APIC hosts small events across the country, but the Vegas show is the granddaddy of them all. More than 100 political dealers will be on hand this year. And in a take-off of the popular television show Antiques Roadshow, experts will appraise and auction off anything that attendees bring to the event. Many of those items, says Gottlieb, will come from people who aren’t collectors but just cleaned out their attics and stumbled across what they hope is a political treasure.
Marsha Dixey of Heritage Auction Galleries will help to oversee the auction. “With the prevalence of the Internet, most transactions now occur online. So when there is a live floor, like there will be in Las Vegas, things can get interesting,” she says.
Dixey remembers an auction in 1986, when Malcolm Forbes, founder of Forbes magazine and an avid political memorabilia collector, purchased a James Cox/FDR campaign pin from 1920 for more than $30,000 after a long bidding war.
The items for this year’s event, shown at www.ha.com, are as diverse as soda cans of “Goldwater” featuring presidential candidate Barry Goldwater, thimbles for Herbert Hoover, potholders for Calvin Coolidge, pewter shank buttons for George Washington and baseball mitts for Mitt Romney.

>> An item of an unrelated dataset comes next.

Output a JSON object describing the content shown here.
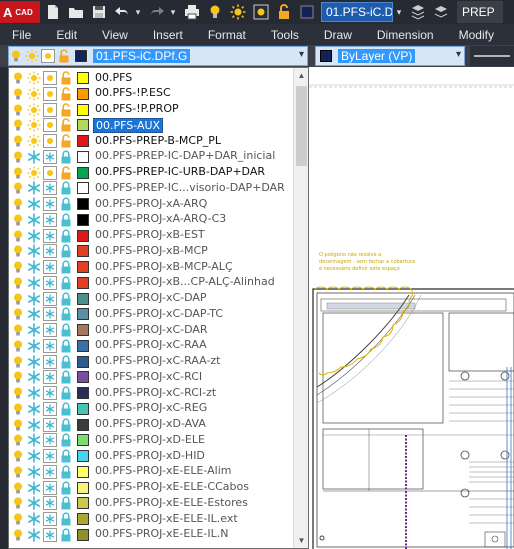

Gottlieb, for his part, has come a long way since his days of diligently earmarking his allowance for Roosevelt items. “I’m definitely looking to buy. I’m throwing my hat in the ring, so to speak. Did you know that Teddy Roosevelt coined that phrase?” he asks, chuckling.